● Task brief: Count, in the entries below, the lines in which "Linda" occurs. Give the number, nothing more.

● Information provided:
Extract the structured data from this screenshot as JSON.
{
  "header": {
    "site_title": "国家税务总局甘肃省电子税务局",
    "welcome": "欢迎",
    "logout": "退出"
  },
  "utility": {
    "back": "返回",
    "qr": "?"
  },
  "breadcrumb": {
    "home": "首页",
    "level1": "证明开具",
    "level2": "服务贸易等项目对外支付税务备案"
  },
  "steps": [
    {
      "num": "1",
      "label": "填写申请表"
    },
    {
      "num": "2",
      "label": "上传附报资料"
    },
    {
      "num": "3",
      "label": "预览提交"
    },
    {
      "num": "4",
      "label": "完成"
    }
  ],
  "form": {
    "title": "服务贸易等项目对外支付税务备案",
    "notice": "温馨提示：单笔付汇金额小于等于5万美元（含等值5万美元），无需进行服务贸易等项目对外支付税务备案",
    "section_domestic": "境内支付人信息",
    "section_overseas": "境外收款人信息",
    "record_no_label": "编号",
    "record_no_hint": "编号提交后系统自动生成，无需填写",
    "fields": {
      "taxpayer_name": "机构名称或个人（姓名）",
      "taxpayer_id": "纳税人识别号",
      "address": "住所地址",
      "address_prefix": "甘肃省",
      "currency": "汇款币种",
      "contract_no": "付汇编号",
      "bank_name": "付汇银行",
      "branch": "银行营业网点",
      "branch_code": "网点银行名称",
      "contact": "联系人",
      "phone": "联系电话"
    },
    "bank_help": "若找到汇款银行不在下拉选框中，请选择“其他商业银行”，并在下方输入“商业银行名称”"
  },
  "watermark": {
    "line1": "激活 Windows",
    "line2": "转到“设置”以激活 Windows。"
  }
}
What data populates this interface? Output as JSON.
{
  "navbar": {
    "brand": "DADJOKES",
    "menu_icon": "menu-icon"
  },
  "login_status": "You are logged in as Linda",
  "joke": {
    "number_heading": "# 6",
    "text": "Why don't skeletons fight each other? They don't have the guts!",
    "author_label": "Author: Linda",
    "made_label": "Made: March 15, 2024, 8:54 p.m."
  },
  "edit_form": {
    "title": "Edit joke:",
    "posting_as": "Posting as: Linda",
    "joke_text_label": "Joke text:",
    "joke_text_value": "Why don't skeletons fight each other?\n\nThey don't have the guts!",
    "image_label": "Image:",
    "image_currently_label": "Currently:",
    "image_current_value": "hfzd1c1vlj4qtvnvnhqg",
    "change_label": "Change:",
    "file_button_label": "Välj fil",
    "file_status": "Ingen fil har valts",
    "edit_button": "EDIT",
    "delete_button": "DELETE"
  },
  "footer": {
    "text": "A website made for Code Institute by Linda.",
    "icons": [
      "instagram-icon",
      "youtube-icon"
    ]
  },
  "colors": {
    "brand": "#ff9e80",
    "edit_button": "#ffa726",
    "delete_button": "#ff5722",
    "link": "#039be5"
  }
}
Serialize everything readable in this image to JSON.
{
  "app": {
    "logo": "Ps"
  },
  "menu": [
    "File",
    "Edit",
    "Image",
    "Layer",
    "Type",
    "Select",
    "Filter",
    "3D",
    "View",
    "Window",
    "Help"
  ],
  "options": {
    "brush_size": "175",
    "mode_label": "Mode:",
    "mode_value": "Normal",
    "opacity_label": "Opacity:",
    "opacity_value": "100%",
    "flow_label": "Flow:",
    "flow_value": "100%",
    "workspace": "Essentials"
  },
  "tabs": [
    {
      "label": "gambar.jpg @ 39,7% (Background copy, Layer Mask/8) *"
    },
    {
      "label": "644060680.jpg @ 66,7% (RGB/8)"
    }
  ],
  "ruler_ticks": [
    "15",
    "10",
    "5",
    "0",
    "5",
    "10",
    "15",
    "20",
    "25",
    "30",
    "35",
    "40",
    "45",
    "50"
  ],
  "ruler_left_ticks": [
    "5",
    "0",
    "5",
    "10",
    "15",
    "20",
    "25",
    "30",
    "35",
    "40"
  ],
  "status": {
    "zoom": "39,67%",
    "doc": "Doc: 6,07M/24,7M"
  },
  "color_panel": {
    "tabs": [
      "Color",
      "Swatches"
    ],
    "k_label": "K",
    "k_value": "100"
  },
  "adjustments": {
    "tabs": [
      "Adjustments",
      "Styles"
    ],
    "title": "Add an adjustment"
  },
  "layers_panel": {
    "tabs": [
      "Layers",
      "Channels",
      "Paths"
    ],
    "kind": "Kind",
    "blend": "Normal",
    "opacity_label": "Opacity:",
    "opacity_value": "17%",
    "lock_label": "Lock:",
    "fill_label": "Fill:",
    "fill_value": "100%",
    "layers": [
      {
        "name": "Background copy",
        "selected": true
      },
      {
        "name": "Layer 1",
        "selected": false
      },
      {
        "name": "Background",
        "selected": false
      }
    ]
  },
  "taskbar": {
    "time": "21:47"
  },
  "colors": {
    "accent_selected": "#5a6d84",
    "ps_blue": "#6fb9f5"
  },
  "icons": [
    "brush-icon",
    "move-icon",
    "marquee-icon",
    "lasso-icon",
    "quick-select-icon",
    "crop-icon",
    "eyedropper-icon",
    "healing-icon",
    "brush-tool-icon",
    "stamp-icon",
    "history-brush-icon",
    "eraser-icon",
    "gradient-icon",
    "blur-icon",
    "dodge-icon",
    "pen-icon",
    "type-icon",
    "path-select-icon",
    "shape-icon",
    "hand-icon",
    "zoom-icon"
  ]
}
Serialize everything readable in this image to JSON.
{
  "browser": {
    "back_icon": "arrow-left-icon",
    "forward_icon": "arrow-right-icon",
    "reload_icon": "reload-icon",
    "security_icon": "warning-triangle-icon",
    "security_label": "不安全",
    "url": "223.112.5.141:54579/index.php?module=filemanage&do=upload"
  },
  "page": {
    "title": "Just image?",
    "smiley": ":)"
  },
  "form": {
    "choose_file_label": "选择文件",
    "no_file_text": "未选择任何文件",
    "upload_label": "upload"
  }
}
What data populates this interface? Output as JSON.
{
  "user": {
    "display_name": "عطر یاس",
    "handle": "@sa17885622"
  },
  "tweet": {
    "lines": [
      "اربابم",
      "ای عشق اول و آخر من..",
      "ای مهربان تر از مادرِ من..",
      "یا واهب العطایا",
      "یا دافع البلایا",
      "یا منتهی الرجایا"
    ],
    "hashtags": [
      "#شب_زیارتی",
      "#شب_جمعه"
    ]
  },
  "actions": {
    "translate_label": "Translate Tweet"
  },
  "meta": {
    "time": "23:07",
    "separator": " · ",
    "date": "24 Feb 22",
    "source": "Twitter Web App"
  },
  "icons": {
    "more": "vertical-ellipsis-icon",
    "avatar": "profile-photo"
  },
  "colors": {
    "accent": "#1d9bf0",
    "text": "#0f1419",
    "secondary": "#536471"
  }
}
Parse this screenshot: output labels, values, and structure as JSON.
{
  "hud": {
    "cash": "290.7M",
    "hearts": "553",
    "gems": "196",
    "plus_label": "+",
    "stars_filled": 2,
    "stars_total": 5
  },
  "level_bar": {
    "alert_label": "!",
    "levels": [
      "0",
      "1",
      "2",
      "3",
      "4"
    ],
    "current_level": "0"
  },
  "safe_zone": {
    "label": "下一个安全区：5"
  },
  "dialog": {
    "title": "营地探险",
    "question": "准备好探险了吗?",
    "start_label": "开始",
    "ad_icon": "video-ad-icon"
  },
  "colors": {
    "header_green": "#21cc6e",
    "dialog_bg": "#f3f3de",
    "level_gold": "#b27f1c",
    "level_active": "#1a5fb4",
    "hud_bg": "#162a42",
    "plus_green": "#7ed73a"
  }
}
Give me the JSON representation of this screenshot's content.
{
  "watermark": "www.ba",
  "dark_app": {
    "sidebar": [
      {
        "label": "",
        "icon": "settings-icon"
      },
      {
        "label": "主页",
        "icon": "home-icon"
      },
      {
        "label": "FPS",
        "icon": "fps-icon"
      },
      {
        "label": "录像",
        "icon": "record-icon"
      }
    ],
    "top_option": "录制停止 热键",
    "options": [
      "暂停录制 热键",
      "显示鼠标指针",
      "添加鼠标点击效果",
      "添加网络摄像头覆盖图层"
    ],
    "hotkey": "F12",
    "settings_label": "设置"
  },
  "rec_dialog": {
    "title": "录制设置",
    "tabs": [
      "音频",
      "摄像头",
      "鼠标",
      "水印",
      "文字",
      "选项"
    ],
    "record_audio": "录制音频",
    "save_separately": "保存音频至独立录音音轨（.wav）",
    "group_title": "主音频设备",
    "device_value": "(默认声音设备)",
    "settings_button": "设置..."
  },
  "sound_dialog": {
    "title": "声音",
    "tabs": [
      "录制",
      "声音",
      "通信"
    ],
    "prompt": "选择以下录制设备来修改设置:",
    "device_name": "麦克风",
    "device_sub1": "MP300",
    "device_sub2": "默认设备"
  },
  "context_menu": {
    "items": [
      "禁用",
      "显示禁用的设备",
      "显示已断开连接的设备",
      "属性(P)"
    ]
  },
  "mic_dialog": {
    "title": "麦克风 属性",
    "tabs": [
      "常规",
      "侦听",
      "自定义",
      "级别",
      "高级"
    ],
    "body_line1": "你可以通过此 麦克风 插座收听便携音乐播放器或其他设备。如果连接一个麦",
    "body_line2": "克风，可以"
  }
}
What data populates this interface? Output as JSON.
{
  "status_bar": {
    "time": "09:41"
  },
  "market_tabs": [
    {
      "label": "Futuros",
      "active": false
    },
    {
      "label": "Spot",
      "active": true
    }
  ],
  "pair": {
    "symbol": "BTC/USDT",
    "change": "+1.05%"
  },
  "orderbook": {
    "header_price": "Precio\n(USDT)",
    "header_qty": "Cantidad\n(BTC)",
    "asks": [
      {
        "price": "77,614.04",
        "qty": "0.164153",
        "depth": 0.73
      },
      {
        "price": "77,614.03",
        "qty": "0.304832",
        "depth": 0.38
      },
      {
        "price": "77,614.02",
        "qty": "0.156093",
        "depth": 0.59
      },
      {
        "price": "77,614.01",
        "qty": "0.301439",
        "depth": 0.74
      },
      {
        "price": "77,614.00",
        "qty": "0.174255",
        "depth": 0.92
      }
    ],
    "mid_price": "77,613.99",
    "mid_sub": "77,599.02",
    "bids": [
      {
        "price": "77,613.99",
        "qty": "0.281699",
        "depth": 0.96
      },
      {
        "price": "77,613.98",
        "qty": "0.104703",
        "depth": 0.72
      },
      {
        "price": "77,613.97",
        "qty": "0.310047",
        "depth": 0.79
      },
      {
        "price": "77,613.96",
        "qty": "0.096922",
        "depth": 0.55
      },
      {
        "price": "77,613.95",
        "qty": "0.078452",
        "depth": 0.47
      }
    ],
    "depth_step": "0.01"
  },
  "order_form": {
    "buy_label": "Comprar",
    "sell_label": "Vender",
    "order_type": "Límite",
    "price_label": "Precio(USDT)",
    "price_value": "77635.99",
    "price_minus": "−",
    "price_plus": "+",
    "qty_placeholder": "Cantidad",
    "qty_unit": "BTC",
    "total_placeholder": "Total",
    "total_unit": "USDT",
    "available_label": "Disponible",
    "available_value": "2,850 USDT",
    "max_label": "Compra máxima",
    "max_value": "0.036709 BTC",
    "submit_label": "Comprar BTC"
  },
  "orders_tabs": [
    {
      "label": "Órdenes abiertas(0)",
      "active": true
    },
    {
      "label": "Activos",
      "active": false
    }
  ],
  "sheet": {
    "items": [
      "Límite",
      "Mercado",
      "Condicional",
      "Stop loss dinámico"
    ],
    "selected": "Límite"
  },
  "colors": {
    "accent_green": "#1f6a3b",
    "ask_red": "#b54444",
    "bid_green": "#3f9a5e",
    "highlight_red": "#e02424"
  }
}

● Output below: 4